Instructions to follow:
Once you find a line containing the word "with" in the entries below, copy it.

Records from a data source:
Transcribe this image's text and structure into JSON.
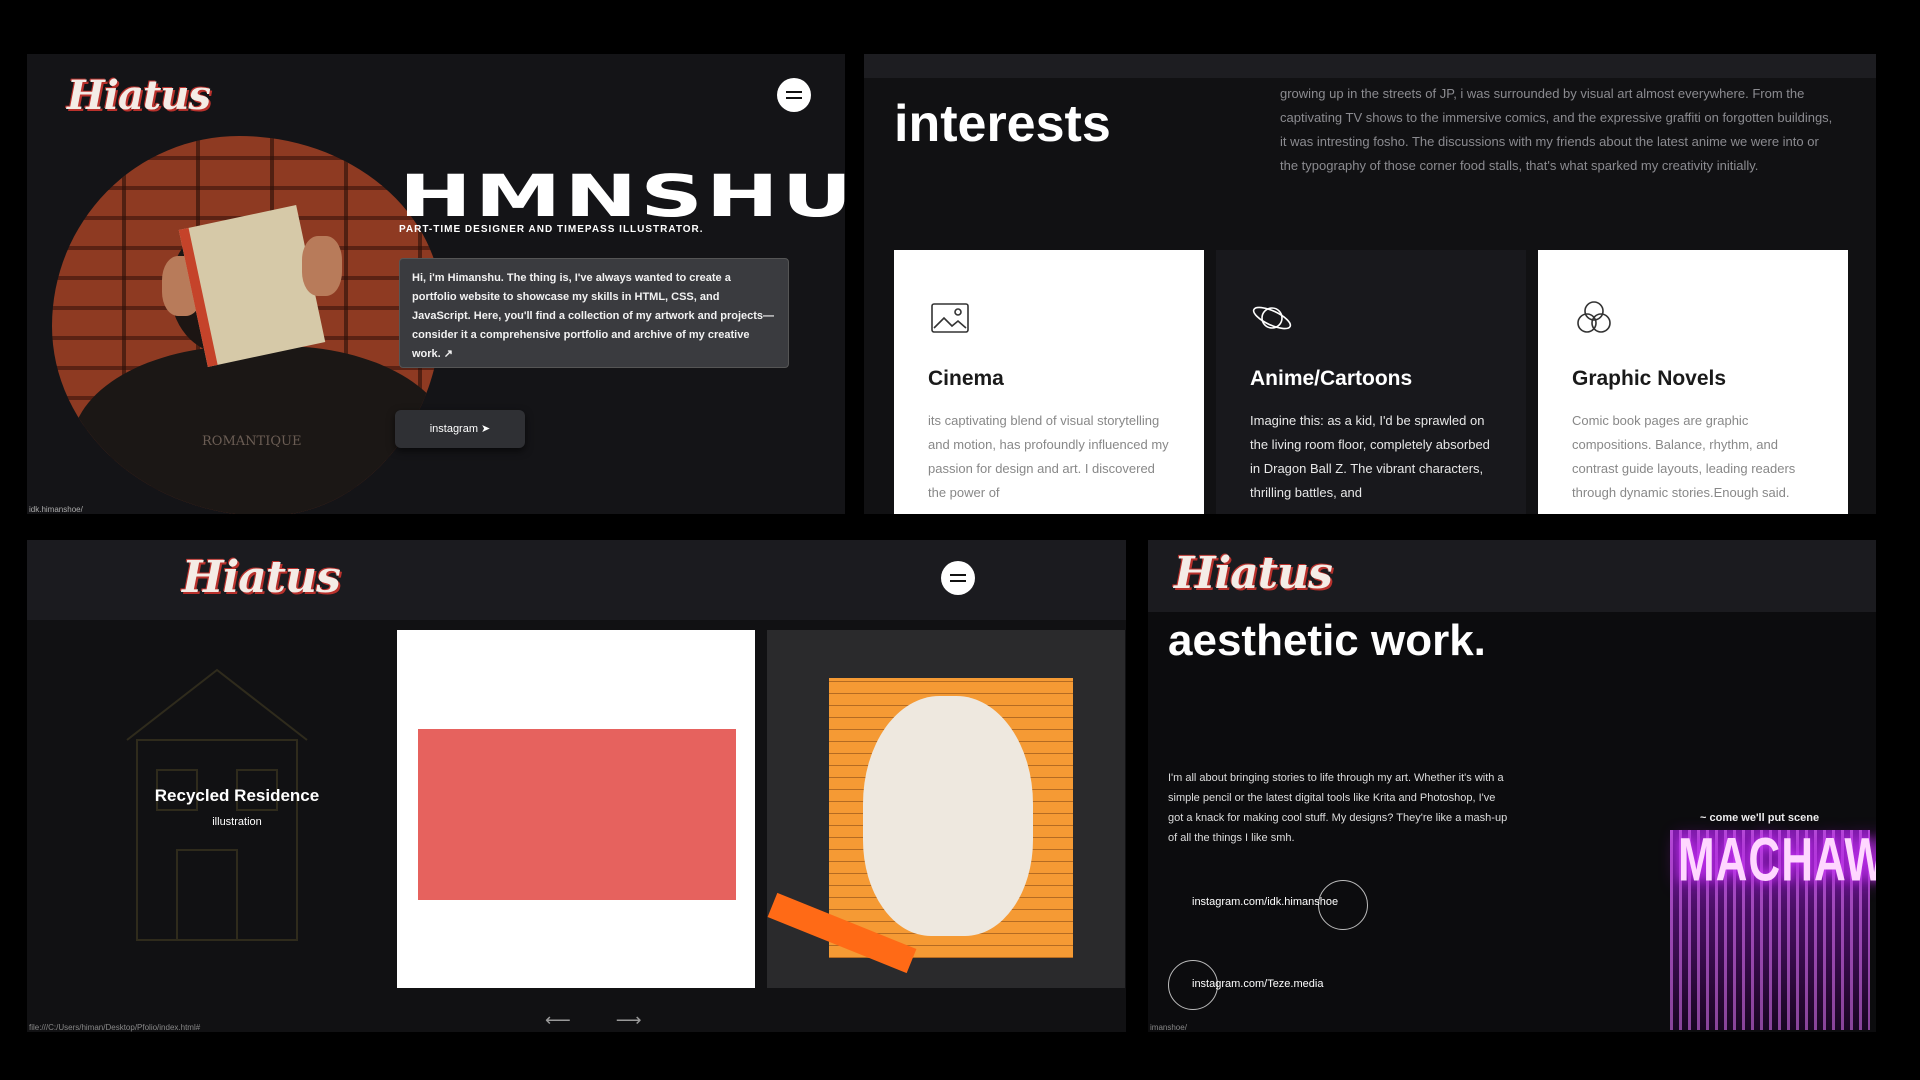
{
  "hero": {
    "logo": "Hiatus",
    "title": "HMNSHU",
    "subtitle": "PART-TIME DESIGNER AND TIMEPASS ILLUSTRATOR.",
    "bio": "Hi, i'm Himanshu. The thing is, I've always wanted to create a portfolio website to showcase my skills in HTML, CSS, and JavaScript. Here, you'll find a collection of my artwork and projects—consider it a comprehensive portfolio and archive of my creative work. ↗",
    "instagram_button": "instagram ➤",
    "shirt_text": "ROMANTIQUE",
    "url": "idk.himanshoe/"
  },
  "interests": {
    "title": "interests",
    "paragraph": "growing up in the streets of JP, i was surrounded by visual art almost everywhere. From the captivating TV shows to the immersive comics, and the expressive graffiti on forgotten buildings, it was intresting fosho. The discussions with my friends about the latest anime we were into or the typography of those corner food stalls, that's what sparked my creativity initially.",
    "cards": [
      {
        "icon": "image-icon",
        "title": "Cinema",
        "text": "its captivating blend of visual storytelling and motion, has profoundly influenced my passion for design and art. I discovered the power of"
      },
      {
        "icon": "planet-icon",
        "title": "Anime/Cartoons",
        "text": "Imagine this: as a kid, I'd be sprawled on the living room floor, completely absorbed in Dragon Ball Z. The vibrant characters, thrilling battles, and"
      },
      {
        "icon": "circles-icon",
        "title": "Graphic Novels",
        "text": "Comic book pages are graphic compositions. Balance, rhythm, and contrast guide layouts, leading readers through dynamic stories.Enough said."
      }
    ]
  },
  "gallery": {
    "logo": "Hiatus",
    "item_title": "Recycled Residence",
    "item_sub": "illustration",
    "arrows": "⟵ ⟶",
    "url": "file:///C:/Users/himan/Desktop/Pfolio/index.html#"
  },
  "aesthetic": {
    "logo": "Hiatus",
    "title": "aesthetic work.",
    "paragraph": "I'm all about bringing stories to life through my art. Whether it's with a simple pencil or the latest digital tools like Krita and Photoshop, I've got a knack for making cool stuff. My designs? They're like a mash-up of all the things I like smh.",
    "link1": "instagram.com/idk.himanshoe",
    "link2": "instagram.com/Teze.media",
    "machaww_caption": "~ come we'll put scene",
    "machaww": "MACHAWW",
    "url": "imanshoe/"
  }
}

Task solution:
    "paragraph": "growing up in the streets of JP, i was surrounded by visual art almost everywhere. From the captivating TV shows to the immersive comics, and the expressive graffiti on forgotten buildings, it was intresting fosho. The discussions with my friends about the latest anime we were into or the typography of those corner food stalls, that's what sparked my creativity initially.",
    "paragraph": "I'm all about bringing stories to life through my art. Whether it's with a simple pencil or the latest digital tools like Krita and Photoshop, I've got a knack for making cool stuff. My designs? They're like a mash-up of all the things I like smh.",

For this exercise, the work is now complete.